FFRF condemns Arkansas Gov. Asa Hutchinson for signing into law a near-total abortion ban.

The law, scheduled to go into effect in late summer, would permit abortions only in rare cases to save the lives of pregnant women, with no exceptions for rape or incest.

Hutchinson claims that he is motivated by his “sincere and pro-life convictions.” These so-called “pro-life convictions” are undermining the lives and constitutional rights of women throughout Arkansas — and potentially the country.

State Sen. Jason Rapert, the bill’s sponsor, has equated abortion to slavery and described the abortion ban as though it were a religious tenet. In a tweet on Feb. 22, Rapert described abortion as a “crime against humanity” while sharing the Republican Party of Arkansas’ 2020 platform.

Notably, two principles on the platform are “the power of faith in God Almighty” and “the sanctity of life.” Make no mistake: This anti-abortion law is about imposing religion on a secular nation at the expense of women’s health. And it clearly violates the rights spelled out in Roe v. Wade.

That long-established decision ruled that it is unconstitutional to impose a pre-viability abortion ban, which is around 24-26 weeks of gestation. Hutchinson has openly stated that the goal is to bring it to the Supreme Court in the hopes of overturning Roe v. Wade. Other states, including South Carolina, have recently passed anti-abortion bills that they, too, hope will lead to the repeal of Roe. The ultraconservative Supreme Court, whose balance has been tipped by the replacement of Justice Ruth Bader Ginsburg by Christian Nationalist Amy Coney Barrett, makes the future of Roe v. Wade uncertain as these religion-backed bills wend their way to the high court.

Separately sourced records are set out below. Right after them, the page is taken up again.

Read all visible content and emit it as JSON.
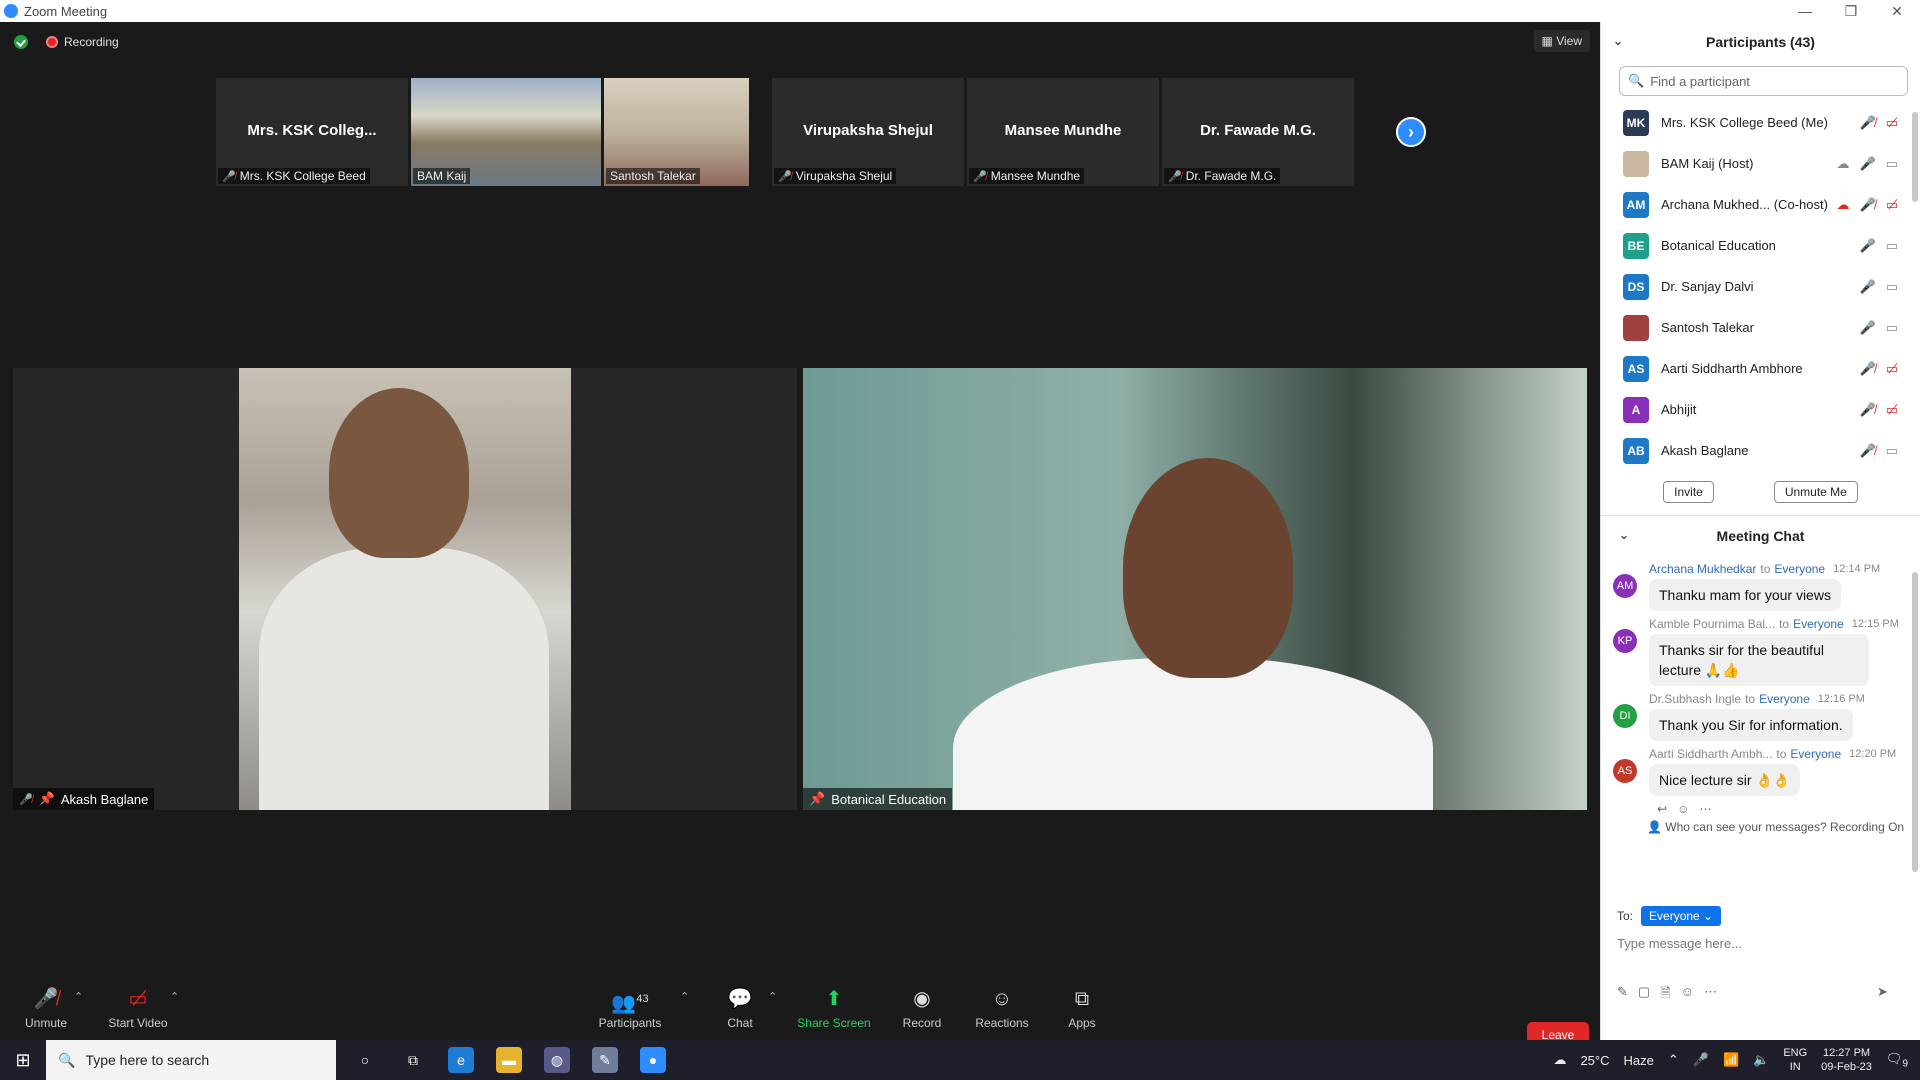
{
  "window": {
    "title": "Zoom Meeting",
    "min": "—",
    "max": "❐",
    "close": "✕"
  },
  "topbar": {
    "recording": "Recording",
    "view": "View"
  },
  "thumbnails": [
    {
      "name": "Mrs. KSK Colleg...",
      "label": "Mrs. KSK College Beed",
      "muted": true,
      "video": false
    },
    {
      "name": "",
      "label": "BAM Kaij",
      "muted": false,
      "video": true
    },
    {
      "name": "",
      "label": "Santosh Talekar",
      "muted": false,
      "video": true
    },
    {
      "name": "Virupaksha Shejul",
      "label": "Virupaksha Shejul",
      "muted": true,
      "video": false
    },
    {
      "name": "Mansee Mundhe",
      "label": "Mansee Mundhe",
      "muted": true,
      "video": false
    },
    {
      "name": "Dr. Fawade M.G.",
      "label": "Dr. Fawade M.G.",
      "muted": true,
      "video": false
    }
  ],
  "main_videos": {
    "left_label": "Akash Baglane",
    "right_label": "Botanical Education"
  },
  "toolbar": {
    "unmute": "Unmute",
    "start_video": "Start Video",
    "participants": "Participants",
    "participants_count": "43",
    "chat": "Chat",
    "share_screen": "Share Screen",
    "record": "Record",
    "reactions": "Reactions",
    "apps": "Apps",
    "leave": "Leave"
  },
  "participants_panel": {
    "title": "Participants (43)",
    "search_placeholder": "Find a participant",
    "items": [
      {
        "initials": "MK",
        "name": "Mrs. KSK College Beed (Me)",
        "color": "#2b3a55",
        "mic": "muted",
        "cam": "off"
      },
      {
        "initials": "",
        "name": "BAM Kaij (Host)",
        "color": "#c9b7a0",
        "mic": "on",
        "cam": "on"
      },
      {
        "initials": "AM",
        "name": "Archana Mukhed... (Co-host)",
        "color": "#1e78c8",
        "mic": "muted",
        "cam": "off"
      },
      {
        "initials": "BE",
        "name": "Botanical Education",
        "color": "#1fa08a",
        "mic": "on",
        "cam": "on"
      },
      {
        "initials": "DS",
        "name": "Dr. Sanjay Dalvi",
        "color": "#1e78c8",
        "mic": "on",
        "cam": "on"
      },
      {
        "initials": "",
        "name": "Santosh Talekar",
        "color": "#a04040",
        "mic": "on",
        "cam": "on"
      },
      {
        "initials": "AS",
        "name": "Aarti Siddharth Ambhore",
        "color": "#1e78c8",
        "mic": "muted",
        "cam": "off"
      },
      {
        "initials": "A",
        "name": "Abhijit",
        "color": "#8a2fb8",
        "mic": "muted",
        "cam": "off"
      },
      {
        "initials": "AB",
        "name": "Akash Baglane",
        "color": "#1e78c8",
        "mic": "muted",
        "cam": "on"
      }
    ],
    "invite": "Invite",
    "unmute_me": "Unmute Me"
  },
  "chat": {
    "title": "Meeting Chat",
    "messages": [
      {
        "initials": "AM",
        "color": "#8a2fb8",
        "from": "Archana Mukhedkar",
        "to": "Everyone",
        "time": "12:14 PM",
        "text": "Thanku mam for your views"
      },
      {
        "initials": "KP",
        "color": "#8a2fb8",
        "from": "Kamble Pournima Bal...",
        "to": "Everyone",
        "time": "12:15 PM",
        "text": "Thanks sir for the beautiful lecture 🙏👍"
      },
      {
        "initials": "DI",
        "color": "#23a043",
        "from": "Dr.Subhash Ingle",
        "to": "Everyone",
        "time": "12:16 PM",
        "text": "Thank you Sir for information."
      },
      {
        "initials": "AS",
        "color": "#c0392b",
        "from": "Aarti Siddharth Ambh...",
        "to": "Everyone",
        "time": "12:20 PM",
        "text": "Nice lecture sir 👌👌"
      }
    ],
    "to_word": "to",
    "privacy": "Who can see your messages? Recording On",
    "to_label": "To:",
    "recipient": "Everyone",
    "input_placeholder": "Type message here..."
  },
  "taskbar": {
    "search_placeholder": "Type here to search",
    "temp": "25°C",
    "weather": "Haze",
    "lang1": "ENG",
    "lang2": "IN",
    "time": "12:27 PM",
    "date": "09-Feb-23",
    "notifications": "9"
  }
}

This egregious ban endangers the health of millions of women. Studies have shown that denying abortion care can lead to long-term health consequences and contributes to poor maternal health outcomes. In contrast, abortion is an extremely safe procedure and complications are rare, with no long-term consequences on a woman’s physical or mental health after an abortion. 

The Arkansas abortion ban has dangerous consequences for the women of this country. As a secular nation, we must stand up for science, bodily autonomy and the human right to health care — including abortion.